Hayfever hangovers: not to be sniffed at

Here's a good wheeze: next time you come into work feeling a bit worse for wear, blame it on hayfever...

Last Updated: 31 Aug 2010

According to Lloyds pharmacy, around 1.3m UK workers – that’s almost 10% of us – will be sitting at our desks ‘hungover’ in the coming weeks, as the stratospheric pollen count plays havoc with our hayfever. Symptoms are likely to include dehydration, headaches, drowsiness and nausea – much like those who’ve spent the previous night necking margaritas and dancing on the tables of their local hostelry (but without the upside).

According to that august institution, the National Pollen and Aerobiology Research Unit at Worcester University, Monday will be the peak of the hay fever season, which it blames on ‘a combination of a wet winter and a high birch pollen count’. Apparently even people who don’t normally get the condition are likely to be struggling.

But it’s not just employees who will suffer. Using some no doubt rather tenuous calculation method, Lloyds has worked out that hayfever will cost British business a (suspiciously exact) total of £324m in lost productivity this summer – partly because we’ll be spending too much time sneezing to do our jobs properly, and partly because of sick days (it reckons hayfever is responsible for about 4m of these every year - who are these slackers?).

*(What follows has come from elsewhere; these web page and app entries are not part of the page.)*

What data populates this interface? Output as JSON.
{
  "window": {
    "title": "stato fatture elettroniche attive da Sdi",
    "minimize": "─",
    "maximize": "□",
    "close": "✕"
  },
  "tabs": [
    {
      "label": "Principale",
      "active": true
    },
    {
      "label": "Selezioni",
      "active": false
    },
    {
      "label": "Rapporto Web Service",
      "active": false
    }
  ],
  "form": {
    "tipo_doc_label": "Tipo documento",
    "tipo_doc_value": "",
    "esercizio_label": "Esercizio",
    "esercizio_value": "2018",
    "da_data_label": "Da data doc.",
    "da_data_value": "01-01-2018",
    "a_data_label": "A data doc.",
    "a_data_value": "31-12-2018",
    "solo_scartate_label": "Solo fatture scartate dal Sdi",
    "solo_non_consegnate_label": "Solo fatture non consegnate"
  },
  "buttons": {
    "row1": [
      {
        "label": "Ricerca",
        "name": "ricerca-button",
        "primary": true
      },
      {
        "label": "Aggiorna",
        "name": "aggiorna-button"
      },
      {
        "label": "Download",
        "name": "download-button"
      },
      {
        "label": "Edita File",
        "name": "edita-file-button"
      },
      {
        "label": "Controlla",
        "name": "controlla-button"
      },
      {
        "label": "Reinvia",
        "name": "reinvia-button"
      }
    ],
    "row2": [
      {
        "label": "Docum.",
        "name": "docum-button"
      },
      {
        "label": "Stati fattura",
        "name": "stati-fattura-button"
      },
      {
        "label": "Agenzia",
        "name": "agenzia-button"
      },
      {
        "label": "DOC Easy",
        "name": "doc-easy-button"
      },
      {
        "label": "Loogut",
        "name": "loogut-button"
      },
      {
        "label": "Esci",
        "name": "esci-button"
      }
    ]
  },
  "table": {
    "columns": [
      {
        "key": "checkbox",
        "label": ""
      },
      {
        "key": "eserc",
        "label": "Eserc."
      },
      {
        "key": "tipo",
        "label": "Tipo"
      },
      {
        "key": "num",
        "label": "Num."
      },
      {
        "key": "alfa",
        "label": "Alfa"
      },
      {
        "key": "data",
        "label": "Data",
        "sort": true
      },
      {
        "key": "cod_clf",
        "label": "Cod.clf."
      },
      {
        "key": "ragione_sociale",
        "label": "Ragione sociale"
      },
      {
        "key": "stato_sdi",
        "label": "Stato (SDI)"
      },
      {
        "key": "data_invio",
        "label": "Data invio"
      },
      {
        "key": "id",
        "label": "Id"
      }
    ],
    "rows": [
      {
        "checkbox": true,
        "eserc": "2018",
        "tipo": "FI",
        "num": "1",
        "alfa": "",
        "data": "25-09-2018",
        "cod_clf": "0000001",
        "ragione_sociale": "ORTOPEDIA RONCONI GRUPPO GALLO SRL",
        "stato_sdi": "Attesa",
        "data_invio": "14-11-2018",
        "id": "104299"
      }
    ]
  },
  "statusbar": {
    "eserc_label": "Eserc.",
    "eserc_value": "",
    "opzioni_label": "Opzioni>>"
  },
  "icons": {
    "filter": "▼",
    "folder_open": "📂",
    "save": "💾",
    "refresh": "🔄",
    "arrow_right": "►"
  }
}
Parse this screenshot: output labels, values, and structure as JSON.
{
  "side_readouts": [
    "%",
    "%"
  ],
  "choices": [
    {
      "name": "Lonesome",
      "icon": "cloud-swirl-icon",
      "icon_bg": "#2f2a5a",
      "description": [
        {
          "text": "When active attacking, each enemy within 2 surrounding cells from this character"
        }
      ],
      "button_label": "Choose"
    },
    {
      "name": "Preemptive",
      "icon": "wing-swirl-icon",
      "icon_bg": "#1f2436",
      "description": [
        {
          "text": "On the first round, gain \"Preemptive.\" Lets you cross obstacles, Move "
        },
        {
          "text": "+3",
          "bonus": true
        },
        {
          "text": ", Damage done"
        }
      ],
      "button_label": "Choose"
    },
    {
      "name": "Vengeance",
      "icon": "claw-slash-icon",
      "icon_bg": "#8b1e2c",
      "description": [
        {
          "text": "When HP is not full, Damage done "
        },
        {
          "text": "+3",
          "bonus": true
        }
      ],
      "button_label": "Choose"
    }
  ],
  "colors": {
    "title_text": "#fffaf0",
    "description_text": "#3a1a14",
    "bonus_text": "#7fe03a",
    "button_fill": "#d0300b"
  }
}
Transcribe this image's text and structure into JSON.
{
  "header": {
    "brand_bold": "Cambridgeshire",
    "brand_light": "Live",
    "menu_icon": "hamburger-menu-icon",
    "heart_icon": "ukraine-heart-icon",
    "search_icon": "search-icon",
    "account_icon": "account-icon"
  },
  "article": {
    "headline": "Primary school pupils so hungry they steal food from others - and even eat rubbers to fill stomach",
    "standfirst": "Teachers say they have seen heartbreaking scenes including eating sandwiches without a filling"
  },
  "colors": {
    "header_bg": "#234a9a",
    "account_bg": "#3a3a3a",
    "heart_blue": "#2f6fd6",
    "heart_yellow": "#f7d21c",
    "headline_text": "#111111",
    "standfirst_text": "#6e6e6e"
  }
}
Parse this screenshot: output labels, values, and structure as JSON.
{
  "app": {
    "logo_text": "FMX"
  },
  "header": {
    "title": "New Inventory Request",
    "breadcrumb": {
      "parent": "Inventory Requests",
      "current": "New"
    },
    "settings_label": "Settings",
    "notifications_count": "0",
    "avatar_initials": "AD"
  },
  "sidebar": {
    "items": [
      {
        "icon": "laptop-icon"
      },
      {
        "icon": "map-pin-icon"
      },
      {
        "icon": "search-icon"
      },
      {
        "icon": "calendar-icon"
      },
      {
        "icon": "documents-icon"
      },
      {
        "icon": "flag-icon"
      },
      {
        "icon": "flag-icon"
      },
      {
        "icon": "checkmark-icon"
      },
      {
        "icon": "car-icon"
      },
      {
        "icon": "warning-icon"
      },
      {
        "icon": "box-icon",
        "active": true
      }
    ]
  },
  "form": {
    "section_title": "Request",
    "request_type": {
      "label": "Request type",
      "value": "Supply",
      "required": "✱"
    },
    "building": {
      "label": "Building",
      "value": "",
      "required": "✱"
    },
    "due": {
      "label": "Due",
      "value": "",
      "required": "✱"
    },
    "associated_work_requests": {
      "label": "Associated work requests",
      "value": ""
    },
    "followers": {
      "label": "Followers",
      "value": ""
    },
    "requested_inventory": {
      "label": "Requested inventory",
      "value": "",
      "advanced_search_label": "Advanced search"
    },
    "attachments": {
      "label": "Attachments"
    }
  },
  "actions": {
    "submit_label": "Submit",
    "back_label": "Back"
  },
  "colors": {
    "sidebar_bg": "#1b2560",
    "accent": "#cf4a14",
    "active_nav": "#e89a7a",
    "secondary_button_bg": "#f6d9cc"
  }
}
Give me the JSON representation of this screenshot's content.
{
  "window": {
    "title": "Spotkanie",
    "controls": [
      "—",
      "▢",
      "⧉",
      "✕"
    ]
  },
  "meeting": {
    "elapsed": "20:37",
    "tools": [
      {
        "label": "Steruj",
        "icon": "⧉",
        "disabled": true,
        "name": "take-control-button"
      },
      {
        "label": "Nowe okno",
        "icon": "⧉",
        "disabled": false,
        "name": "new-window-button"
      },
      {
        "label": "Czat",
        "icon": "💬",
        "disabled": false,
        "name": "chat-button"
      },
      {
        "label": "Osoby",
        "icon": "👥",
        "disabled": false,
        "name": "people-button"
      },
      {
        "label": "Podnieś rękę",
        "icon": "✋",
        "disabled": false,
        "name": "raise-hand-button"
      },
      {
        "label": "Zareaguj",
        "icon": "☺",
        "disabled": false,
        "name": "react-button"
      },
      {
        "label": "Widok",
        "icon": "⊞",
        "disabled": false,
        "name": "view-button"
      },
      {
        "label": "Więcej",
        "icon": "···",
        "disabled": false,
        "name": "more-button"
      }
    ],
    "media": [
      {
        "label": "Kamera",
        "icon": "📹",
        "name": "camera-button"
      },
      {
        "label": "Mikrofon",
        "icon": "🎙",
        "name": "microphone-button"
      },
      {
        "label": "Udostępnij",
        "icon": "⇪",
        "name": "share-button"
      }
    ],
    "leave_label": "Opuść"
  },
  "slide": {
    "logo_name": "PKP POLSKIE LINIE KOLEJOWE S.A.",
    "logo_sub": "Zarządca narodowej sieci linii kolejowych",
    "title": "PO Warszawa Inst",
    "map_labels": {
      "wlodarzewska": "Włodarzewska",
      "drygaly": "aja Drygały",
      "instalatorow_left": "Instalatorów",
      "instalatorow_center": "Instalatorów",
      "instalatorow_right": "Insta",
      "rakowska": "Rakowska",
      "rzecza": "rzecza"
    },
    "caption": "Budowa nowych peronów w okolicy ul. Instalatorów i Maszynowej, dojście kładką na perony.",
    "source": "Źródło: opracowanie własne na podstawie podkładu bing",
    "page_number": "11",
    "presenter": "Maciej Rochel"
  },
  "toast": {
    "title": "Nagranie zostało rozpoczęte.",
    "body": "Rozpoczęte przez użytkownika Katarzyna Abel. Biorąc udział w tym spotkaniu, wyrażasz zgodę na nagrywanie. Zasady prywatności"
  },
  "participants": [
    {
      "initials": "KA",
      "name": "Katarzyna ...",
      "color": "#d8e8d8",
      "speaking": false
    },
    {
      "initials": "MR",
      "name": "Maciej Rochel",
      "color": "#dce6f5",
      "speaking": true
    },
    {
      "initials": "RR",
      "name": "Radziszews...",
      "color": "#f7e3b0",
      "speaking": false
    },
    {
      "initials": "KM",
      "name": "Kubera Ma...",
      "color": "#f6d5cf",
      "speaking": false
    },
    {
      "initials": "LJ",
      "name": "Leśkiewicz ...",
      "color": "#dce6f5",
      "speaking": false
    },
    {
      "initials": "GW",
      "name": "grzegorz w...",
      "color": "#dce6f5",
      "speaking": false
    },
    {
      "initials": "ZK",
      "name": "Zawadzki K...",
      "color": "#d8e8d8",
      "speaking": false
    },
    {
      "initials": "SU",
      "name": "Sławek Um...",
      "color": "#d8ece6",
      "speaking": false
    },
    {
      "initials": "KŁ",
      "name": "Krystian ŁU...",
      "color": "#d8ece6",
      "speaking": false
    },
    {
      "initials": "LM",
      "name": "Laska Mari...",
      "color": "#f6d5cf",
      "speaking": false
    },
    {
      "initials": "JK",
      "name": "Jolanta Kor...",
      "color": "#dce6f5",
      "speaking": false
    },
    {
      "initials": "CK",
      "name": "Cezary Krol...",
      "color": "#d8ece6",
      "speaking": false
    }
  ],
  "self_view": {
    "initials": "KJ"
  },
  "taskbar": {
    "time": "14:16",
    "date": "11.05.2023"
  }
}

Surprisingly, the pharmacist pins part of the blame on the anti-histamine medicines that many sufferers take to alleviate their symptoms, which apparently make us ‘drowsy and slow off the mark’. Particularly women – more than twice as many women as men complained of hayfever hangovers, according to Lloyds, which says it wants to raise awareness of the plight of sufferers in the UK.

Predictably enough, however, this campaign (and the accompanying ‘mea culpa’ about its drugs) is not quite as selfless and noble as it may appear. Lloyds wants to flog its new battery-powered allergy relievers instead, which apparently ‘work using red light therapy to treat sensitivity in the nose and can offer long term relief with only a few minutes’ use a day’. Although if you can’t afford the £13.49 price tag, perhaps standing under a traffic light all day would also work?

MT just hopes that sufferers don’t opt for an alternative, albeit more expensive, solution – simply to go out and get drunk every night instead. At least then hayfever would be the least of your worries...

Find this article useful?

Get more great articles like this in your inbox every lunchtime

Leadership lessons from Jürgen Klopp

The Liverpool manager exemplifies ‘the long win’, based not on results but on clarity of...

How to get a grip on stress

Once a zebra escapes the lion's jaws, it goes back to grazing peacefully. There's a...

A leadership thought: Treat your colleagues like customers

One minute briefing: Create a platform where others can see their success, says AVEVA CEO...

The ignominious death of Gordon Gekko

Profit at all costs is a defunct philosophy, and purpose a corporate superpower, argues this...

Gender bias is kept alive by those who think it is dead

Research: Greater representation of women does not automatically lead to equal treatment.

How to be a resilient leader

Louai Al Roumani was CFO of Syria's largest private retail bank when the conflict broke...